Exercise patience

If on the other hand, you are one of the vast majority who are unable to secure tickets through this initial release, do not panic. The secondary market prices are never higher than immediately after the release. People who purchase the tickets to sell them, immediately become in possession of a depreciating asset. The ticket absolutely must be sold by the time the game starts or the seller has lost their initial investment in addition to potential profits. There is no pressure on the seller after the release so they are free to ask for an exorbitant sum, knowing that they can lower the price later if no one meets their request.

Deadlines make deals, and there is no more clear deadline than the one associated with a ticket to a sporting event. For all of the value that those tickets have, if they are not sold by game time, they are worth nothing.

Understand the fees associated with resale sites

Ticketmaster and Stubhub are among the most popular ticket resale sites. They all provide an incredible service in that they provide a secondary market where fans can buy and sell tickets with no fear of the tickets being fake. Aside from being an incredibly fun sports movie, in the movie Hardball, there is a scene where ticket scalpers charge a fan an exorbitant price only for the fan to realize that he has just purchased a ticket for a game that has already been paid.

That was a legitimate fear with old-school scalping. Even if you inspected a physical ticket, there was a very real danger that the ticket could have been faked or copied. If you purchase a ticket from any of the reputable resale sites, there is virtually no chance of an issue with the ticket. If there is an issue, they have protections that insure the purchaser will be allowed to see the game they paid to see.

This fear also applies to buying a ticket online from a fan on a site such as Twitter or Facebook. If you do not know the person you are purchasing a ticket from, you can very well send money and never see it again. If you are selling directly, and you send the ticket first, you may never see the money.

This is why the service of regulating the secondary ticket market comes at a cost and that cost is not cheap. Ticketmaster charges a 23 percent premium to the buyer in addition to a $2.95 order processing fee. This fee is not a huge deal when purchasing a ticket that is less than $30. But when the tickets are hundreds of dollars, these fees add up.

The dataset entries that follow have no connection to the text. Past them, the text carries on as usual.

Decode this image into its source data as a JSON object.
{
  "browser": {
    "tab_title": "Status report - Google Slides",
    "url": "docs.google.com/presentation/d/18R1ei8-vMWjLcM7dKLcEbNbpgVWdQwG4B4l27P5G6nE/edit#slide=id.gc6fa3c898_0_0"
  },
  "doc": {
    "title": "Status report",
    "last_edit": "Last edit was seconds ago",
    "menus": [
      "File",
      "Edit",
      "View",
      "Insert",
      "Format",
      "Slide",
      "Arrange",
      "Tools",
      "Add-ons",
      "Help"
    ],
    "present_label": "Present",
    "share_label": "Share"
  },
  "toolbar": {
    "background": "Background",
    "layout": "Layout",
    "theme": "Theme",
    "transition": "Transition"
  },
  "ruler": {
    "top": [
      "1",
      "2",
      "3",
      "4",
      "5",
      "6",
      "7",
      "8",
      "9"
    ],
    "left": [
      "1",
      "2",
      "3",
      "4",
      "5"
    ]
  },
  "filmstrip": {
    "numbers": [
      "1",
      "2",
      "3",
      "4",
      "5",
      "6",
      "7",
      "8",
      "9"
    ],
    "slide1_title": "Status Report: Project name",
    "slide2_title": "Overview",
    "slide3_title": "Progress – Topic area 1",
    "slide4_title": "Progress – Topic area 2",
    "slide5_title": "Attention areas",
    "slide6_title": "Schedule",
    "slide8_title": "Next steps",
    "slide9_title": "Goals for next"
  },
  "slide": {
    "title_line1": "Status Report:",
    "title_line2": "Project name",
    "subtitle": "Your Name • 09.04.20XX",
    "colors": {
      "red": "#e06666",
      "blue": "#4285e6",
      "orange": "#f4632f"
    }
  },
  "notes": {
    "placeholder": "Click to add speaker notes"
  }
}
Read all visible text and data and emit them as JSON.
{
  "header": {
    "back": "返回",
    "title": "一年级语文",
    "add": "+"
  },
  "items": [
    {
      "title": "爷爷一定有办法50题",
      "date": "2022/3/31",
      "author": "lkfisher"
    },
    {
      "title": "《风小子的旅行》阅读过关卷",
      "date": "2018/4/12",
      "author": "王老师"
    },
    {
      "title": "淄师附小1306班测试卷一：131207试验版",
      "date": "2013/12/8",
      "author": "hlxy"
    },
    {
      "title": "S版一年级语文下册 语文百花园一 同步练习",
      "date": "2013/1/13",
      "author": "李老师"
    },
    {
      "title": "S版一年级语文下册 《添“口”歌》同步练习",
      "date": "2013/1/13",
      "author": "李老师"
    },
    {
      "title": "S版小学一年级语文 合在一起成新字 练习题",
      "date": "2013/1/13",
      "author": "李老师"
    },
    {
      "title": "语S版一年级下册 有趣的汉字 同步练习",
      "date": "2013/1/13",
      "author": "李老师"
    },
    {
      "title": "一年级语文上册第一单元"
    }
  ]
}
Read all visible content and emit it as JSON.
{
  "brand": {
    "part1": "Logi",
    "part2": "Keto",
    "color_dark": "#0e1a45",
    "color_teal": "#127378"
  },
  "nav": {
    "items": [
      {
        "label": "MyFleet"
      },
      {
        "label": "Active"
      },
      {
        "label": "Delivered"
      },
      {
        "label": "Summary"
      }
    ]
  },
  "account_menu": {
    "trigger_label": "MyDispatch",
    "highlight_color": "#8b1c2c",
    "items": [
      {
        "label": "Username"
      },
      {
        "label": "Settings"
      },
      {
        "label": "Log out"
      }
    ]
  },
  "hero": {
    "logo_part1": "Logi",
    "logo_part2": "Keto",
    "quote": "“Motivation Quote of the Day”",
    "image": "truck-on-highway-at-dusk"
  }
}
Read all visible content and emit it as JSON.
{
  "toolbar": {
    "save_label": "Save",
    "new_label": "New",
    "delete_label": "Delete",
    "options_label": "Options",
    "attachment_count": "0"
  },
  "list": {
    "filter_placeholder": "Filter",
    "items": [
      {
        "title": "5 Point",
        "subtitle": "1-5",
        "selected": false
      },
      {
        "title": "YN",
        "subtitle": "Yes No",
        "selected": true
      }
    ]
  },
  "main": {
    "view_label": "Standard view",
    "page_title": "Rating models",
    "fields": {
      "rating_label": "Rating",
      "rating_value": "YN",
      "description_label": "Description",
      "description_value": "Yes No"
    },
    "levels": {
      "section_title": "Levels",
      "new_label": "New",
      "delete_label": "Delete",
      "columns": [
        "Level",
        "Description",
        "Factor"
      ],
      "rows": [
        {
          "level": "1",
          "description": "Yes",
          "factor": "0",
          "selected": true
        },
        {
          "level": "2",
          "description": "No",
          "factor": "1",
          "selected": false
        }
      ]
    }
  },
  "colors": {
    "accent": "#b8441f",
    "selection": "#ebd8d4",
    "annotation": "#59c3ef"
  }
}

Stubhub charges a smaller 10 percent premium to the buyer but also a 15 percent premium to the seller in addition to their own convenience fee. This means the price is both much lower than the purchase price and much more than the seller is receiving for selling those tickets. Seatgeek is also among the most popular sites but it is more of an aggregation of other resale sites. It has an engine which searches other websites for tickets rather than being a true secondary market itself.

These fees do not apply to seats which are sold directly from the Mavericks. Those are referred to as “standard price seats” on Mavs.com and Ticketmaster. One of the untold secrets of the ticket buying game is that after the initial sale, there will still be other standard price seats released in a trickle until the day of the game. Those seats are generally much cheaper because they are face value and do not have the fees mentioned earlier. Continue to check for these seats until you find one or a resale ticket that is reasonably priced.

Enjoy the game

If one can afford to go without putting themselves in a difficult position it is absolutely worth going. Make sure your phone is fully charged as tickets are in digital form now and trying to get in after a phone dies is a giant hassle one would do well to avoid. This is not an advertisement, but life is about doing the things one enjoys. Going to a playoff game is an incredible atmosphere. That atmosphere only grows the deeper into the playoffs the team goes.